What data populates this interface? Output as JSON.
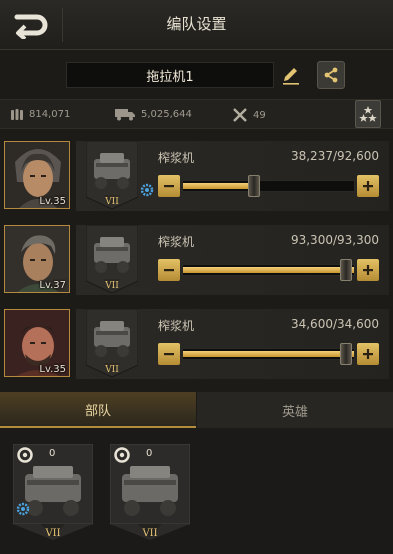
{
  "header": {
    "title": "编队设置"
  },
  "formation": {
    "name": "拖拉机1"
  },
  "stats": {
    "power": "814,071",
    "load": "5,025,644",
    "repair": "49"
  },
  "colors": {
    "accent": "#c8962f",
    "accent_light": "#f4d07a",
    "background": "#1c1b18"
  },
  "troops": [
    {
      "hero_level": "Lv.35",
      "unit_name": "榨浆机",
      "unit_tier": "VII",
      "count": "38,237/92,600",
      "fill_fraction": 0.413,
      "has_gear": true
    },
    {
      "hero_level": "Lv.37",
      "unit_name": "榨浆机",
      "unit_tier": "VII",
      "count": "93,300/93,300",
      "fill_fraction": 1.0,
      "has_gear": false
    },
    {
      "hero_level": "Lv.35",
      "unit_name": "榨浆机",
      "unit_tier": "VII",
      "count": "34,600/34,600",
      "fill_fraction": 1.0,
      "has_gear": false
    }
  ],
  "tabs": [
    {
      "label": "部队",
      "active": true
    },
    {
      "label": "英雄",
      "active": false
    }
  ],
  "reserve": [
    {
      "count": "0",
      "tier": "VII",
      "has_gear": true
    },
    {
      "count": "0",
      "tier": "VII",
      "has_gear": false
    }
  ],
  "icons": [
    "back-arrow-icon",
    "pencil-icon",
    "share-icon",
    "bullets-icon",
    "truck-icon",
    "wrench-icon",
    "stars-icon",
    "gear-icon",
    "tire-icon",
    "minus-icon",
    "plus-icon"
  ]
}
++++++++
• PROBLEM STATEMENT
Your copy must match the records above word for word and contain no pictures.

• RESPONSE FOR THIS EXERCISE
What data populates this interface? Output as JSON.
{
  "header": {
    "title": "编队设置"
  },
  "formation": {
    "name": "拖拉机1"
  },
  "stats": {
    "power": "814,071",
    "load": "5,025,644",
    "repair": "49"
  },
  "colors": {
    "accent": "#c8962f",
    "accent_light": "#f4d07a",
    "background": "#1c1b18"
  },
  "troops": [
    {
      "hero_level": "Lv.35",
      "unit_name": "榨浆机",
      "unit_tier": "VII",
      "count": "38,237/92,600",
      "fill_fraction": 0.413,
      "has_gear": true
    },
    {
      "hero_level": "Lv.37",
      "unit_name": "榨浆机",
      "unit_tier": "VII",
      "count": "93,300/93,300",
      "fill_fraction": 1.0,
      "has_gear": false
    },
    {
      "hero_level": "Lv.35",
      "unit_name": "榨浆机",
      "unit_tier": "VII",
      "count": "34,600/34,600",
      "fill_fraction": 1.0,
      "has_gear": false
    }
  ],
  "tabs": [
    {
      "label": "部队",
      "active": true
    },
    {
      "label": "英雄",
      "active": false
    }
  ],
  "reserve": [
    {
      "count": "0",
      "tier": "VII",
      "has_gear": true
    },
    {
      "count": "0",
      "tier": "VII",
      "has_gear": false
    }
  ],
  "icons": [
    "back-arrow-icon",
    "pencil-icon",
    "share-icon",
    "bullets-icon",
    "truck-icon",
    "wrench-icon",
    "stars-icon",
    "gear-icon",
    "tire-icon",
    "minus-icon",
    "plus-icon"
  ]
}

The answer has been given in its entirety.